The four-star general is retiring this month after a 39-year Army career, much of it over the last decade spent commanding forces in Iraq.

Military leaders have said in the past that embedding U.S. troops with Iraqi forces might be recommended for complex operations, such as taking back Mosul, Iraq's second largest city, from ISIS. 

That operation has not begun yet, as Iraqi Security Forces focus first on retaking areas in Anbar province from the terrorist group, which used its safe haven in Syria to launch an offensive into Iraq and capture large swaths of territory last year. 

Odierno called the current situation against ISIS a "stalemate," but said while the group maintains the same numbers it did a year ago, it is less strong than it was before. 

"We have significantly reduced the leaders that were in there and that's what we've done before. So, that makes a difference because now you've got second, third, fourth stringers coming in," he said. 

"The problem we have is that they're still able to stay at 20- to 30,000. That's what's concerning to me. So, they're not as capable as they were a year ago, they're not as capable as they were 18 months ago. But they are still able to recruit, and get people to come in and fight — and that's what's concerning to me," he said.

Odierno stressed that the solution against ISIS is not "solely military," and would include political and economic solutions, as well as an information campaign to defeat ISIS. 

He also said he disagrees with 2016 presidential candidate Donald Trump "right now" on moving into Iraq and bombing oil fields to prevent ISIS from receiving revenue from oil. 

"There's limits with military power," he said. "It's about sustainable outcomes. And the problem we've had, is we've had outcomes, but they have been only short-term outcomes. Because we haven't properly looked at the political and economic side of this."

Odierno also said it is frustrating to have U.S. troops leave Iraq in 2011 at a place that was "headed in the right direction."  

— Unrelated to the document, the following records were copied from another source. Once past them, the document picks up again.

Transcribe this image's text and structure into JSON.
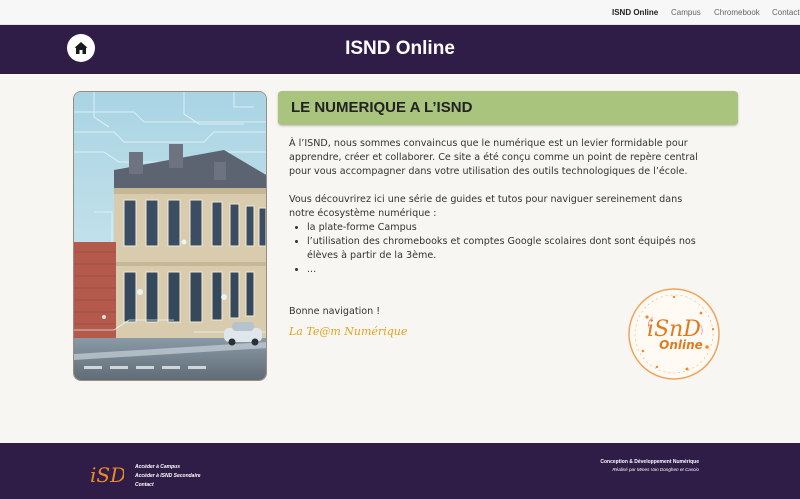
{
  "topnav": {
    "items": [
      {
        "label": "ISND Online",
        "active": true
      },
      {
        "label": "Campus",
        "active": false
      },
      {
        "label": "Chromebook",
        "active": false
      },
      {
        "label": "Contact",
        "active": false
      }
    ]
  },
  "header": {
    "title": "ISND Online",
    "home_icon": "home-icon"
  },
  "main": {
    "heading": "LE NUMERIQUE A L’ISND",
    "intro": "À l’ISND, nous sommes convaincus que le numérique est un levier formidable pour apprendre, créer et collaborer. Ce site a été conçu comme un point de repère central pour vous accompagner dans votre utilisation des outils technologiques de l’école.",
    "list_intro": "Vous découvrirez ici une série de guides et tutos pour naviguer sereinement dans notre écosystème numérique :",
    "list_items": [
      "la plate-forme Campus",
      "l’utilisation des chromebooks et comptes Google scolaires dont sont équipés nos élèves à partir de la 3ème.",
      "..."
    ],
    "greeting": "Bonne navigation !",
    "signature": "La Te@m Numérique"
  },
  "badge": {
    "letters": "iSnD",
    "word": "Online"
  },
  "footer": {
    "logo_letters": "iSD",
    "links": [
      "Accéder à Campus",
      "Accéder à ISND Secondaire",
      "Contact"
    ],
    "credit_title": "Conception & Développement Numérique",
    "credit_sub": "Réalisé par Mmes Van Donghen et Cascio"
  },
  "colors": {
    "header_bg": "#2f1d48",
    "section_head_bg": "#a9c47c",
    "page_bg": "#f8f6f2",
    "accent_orange": "#e0a520"
  }
}
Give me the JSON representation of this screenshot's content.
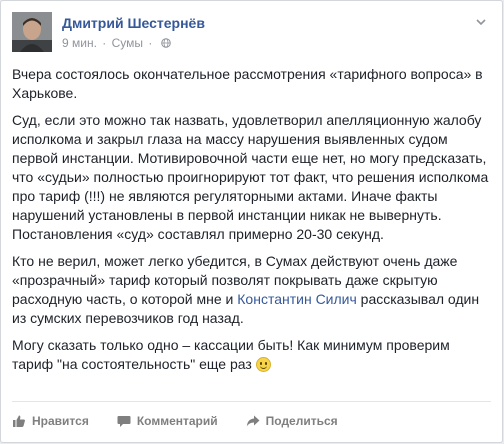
{
  "post": {
    "author": "Дмитрий Шестернёв",
    "time": "9 мин.",
    "location": "Сумы",
    "paragraphs": {
      "p1": "Вчера состоялось окончательное рассмотрения «тарифного вопроса» в Харькове.",
      "p2": "Суд, если это можно так назвать, удовлетворил апелляционную жалобу исполкома и закрыл глаза на массу нарушения выявленных судом первой инстанции. Мотивировочной части еще нет, но могу предсказать, что «судьи» полностью проигнорируют тот факт, что решения исполкома про тариф (!!!) не являются регуляторными актами. Иначе факты нарушений установлены в первой инстанции никак не вывернуть. Постановления «суд» составлял примерно 20-30 секунд.",
      "p3_before": "Кто не верил, может легко убедится, в Сумах действуют очень даже «прозрачный» тариф который позволят покрывать даже скрытую расходную часть, о которой мне и ",
      "p3_link": "Константин Силич",
      "p3_after": " рассказывал один из сумских перевозчиков год назад.",
      "p4": "Могу сказать только одно – кассации быть! Как минимум проверим тариф \"на состоятельность\" еще раз"
    }
  },
  "actions": {
    "like": "Нравится",
    "comment": "Комментарий",
    "share": "Поделиться"
  },
  "colors": {
    "link": "#365899",
    "text": "#1d2129",
    "meta": "#90949c"
  },
  "icons": {
    "avatar": "avatar",
    "globe": "globe-icon",
    "chevron": "chevron-down-icon",
    "like": "thumbs-up-icon",
    "comment": "comment-icon",
    "share": "share-icon",
    "emoji": "smile-emoji-icon"
  }
}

However, he said, due to an agreement made in 2008, Iraqis were scheduled to take full control of the nation in 2011. They were not prepared politically to take on that mission, which allowed ISIS to move in, he said. 

He declined to blame the Obama administration for pulling out U.S. troops too early, after failing to negotiate a status of forces agreement that would have allowed U.S. forces to stay in Iraq but give them immunity against Iraqi law. 

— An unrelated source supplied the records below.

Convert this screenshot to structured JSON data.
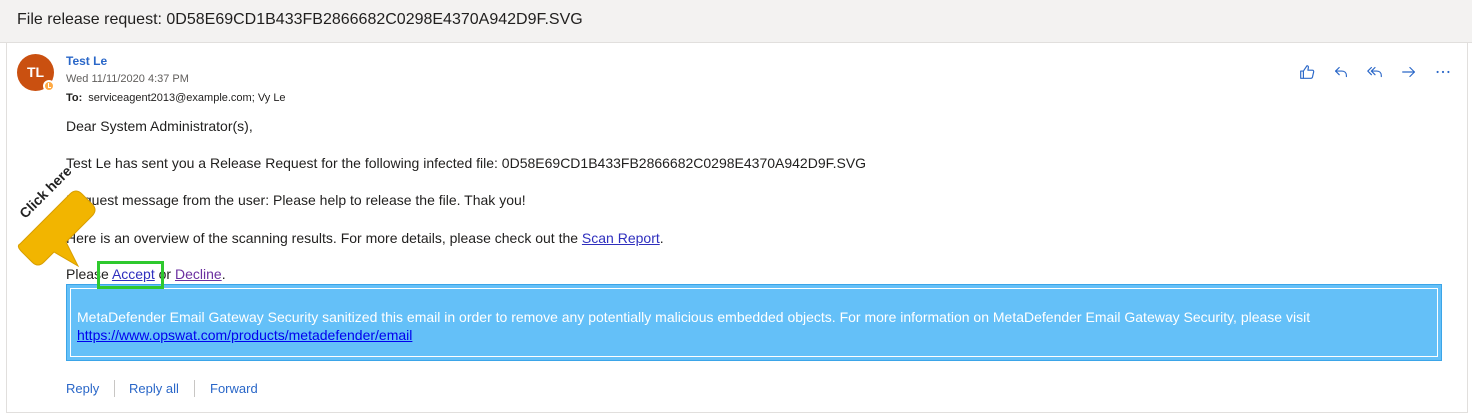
{
  "header": {
    "subject": "File release request: 0D58E69CD1B433FB2866682C0298E4370A942D9F.SVG"
  },
  "message": {
    "avatar_initials": "TL",
    "sender_name": "Test Le",
    "datetime": "Wed 11/11/2020 4:37 PM",
    "to_label": "To:",
    "recipients": "serviceagent2013@example.com; Vy Le"
  },
  "actions": [
    {
      "name": "like-icon"
    },
    {
      "name": "reply-icon"
    },
    {
      "name": "reply-all-icon"
    },
    {
      "name": "forward-icon"
    },
    {
      "name": "more-icon"
    }
  ],
  "body": {
    "greeting": "Dear System Administrator(s),",
    "line1": "Test Le has sent you a Release Request for the following infected file: 0D58E69CD1B433FB2866682C0298E4370A942D9F.SVG",
    "line2": "Request message from the user: Please help to release the file. Thak you!",
    "line3_prefix": "Here is an overview of the scanning results. For more details, please check out the ",
    "scan_report_link": "Scan Report",
    "line3_suffix": ".",
    "line4_prefix": "Please ",
    "accept_link": "Accept",
    "line4_or": " or ",
    "decline_link": "Decline",
    "line4_suffix": "."
  },
  "banner": {
    "text": "MetaDefender Email Gateway Security sanitized this email in order to remove any potentially malicious embedded objects. For more information on MetaDefender Email Gateway Security, please visit",
    "link": "https://www.opswat.com/products/metadefender/email"
  },
  "footer": {
    "reply": "Reply",
    "reply_all": "Reply all",
    "forward": "Forward"
  },
  "callout": {
    "text": "Click here"
  },
  "colors": {
    "accent": "#2a67c8",
    "avatar": "#ca5010",
    "banner": "#64c0f8",
    "highlight": "#2ec92e",
    "callout": "#f2b500"
  }
}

"I remind everybody that us leaving at the end of 2011 was negotiated in 2008 by the Bush administration. And that was always the plan. We had promised that we would respect their sovereignty, and so I think based on that, that was always our plan," he said. 

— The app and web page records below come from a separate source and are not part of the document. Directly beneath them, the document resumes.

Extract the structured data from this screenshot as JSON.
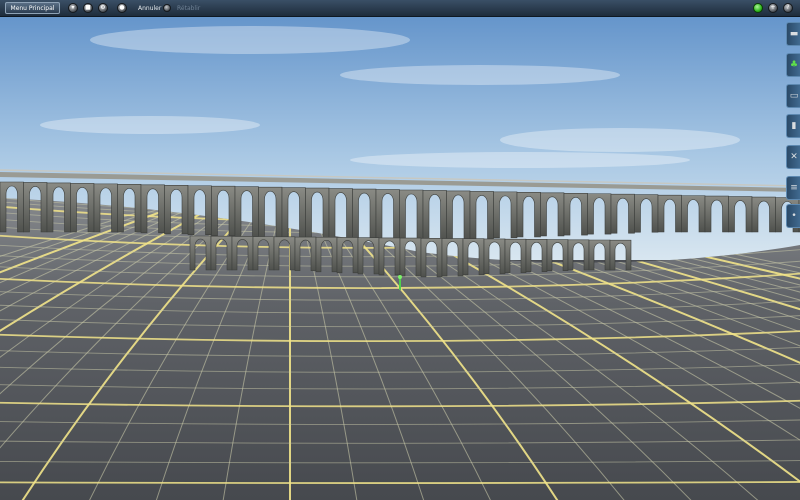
{
  "toolbar": {
    "menu_button_label": "Menu Principal",
    "left_icons": [
      "view-icon",
      "stop-icon",
      "settings-icon",
      "circle-icon"
    ],
    "undo_label": "Annuler",
    "redo_label": "Rétablir",
    "right_icons": [
      "status-green-icon",
      "add-icon",
      "help-icon"
    ]
  },
  "side_panel": {
    "tabs": [
      {
        "name": "tab-track",
        "icon": "track-icon"
      },
      {
        "name": "tab-objects",
        "icon": "tree-icon"
      },
      {
        "name": "tab-trains",
        "icon": "train-icon"
      },
      {
        "name": "tab-vehicles",
        "icon": "vehicle-icon"
      },
      {
        "name": "tab-tools",
        "icon": "wrench-icon"
      },
      {
        "name": "tab-interlocking",
        "icon": "rail-icon"
      },
      {
        "name": "tab-more",
        "icon": "dot-icon"
      }
    ]
  },
  "colors": {
    "sky_top": "#5d8fc8",
    "sky_bottom": "#cfe1ef",
    "terrain": "#5a5d62",
    "grid_minor": "#c8c8a8",
    "grid_major": "#f2e48a",
    "stone": "#6d6f6a",
    "toolbar": "#2a3d52",
    "accent_green": "#36c21f"
  }
}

However, he acknowledged that having U.S. troops in Iraq allowed them to be the honest broker between rival groups. 

"I think, maybe, as we all look back, leaving some soldiers on the ground might have helped a little bit, and maybe prevented where we are now," he said.  

Odierno said he was not in the country when the U.S. was trying to negotiate a longer stay for U.S. troops, after 2011, and could not vouch for whether U.S. officials tried to convince Iraqi forces to approve such an agreement.  

"Frankly, I wasn't there during that time," he said. "I can't tell you if it was a robust effort. I don't want to comment, because I simply wasn't there at the time." 

Now, he said, the chances of reconciliation between rival Shiite and Sunni groups is "becoming more difficult by the day."  

He said partitioning of Iraq "might be the only solution, but I'm not ready to say that yet." 

Odierno also said there were lessons from Iraq for leaving troops longer in Afghanistan. 

"You know, we are still in Europe 70 years later, we're still in Japan 70 years later. Now, we are much smaller and it's a much different relationship. But that is how you help to establish long-standing institutions," he said. 

"Having a [presence] there helps to establish an institution that is capable of being more sustainable and more — lasting for a much longer time," he said.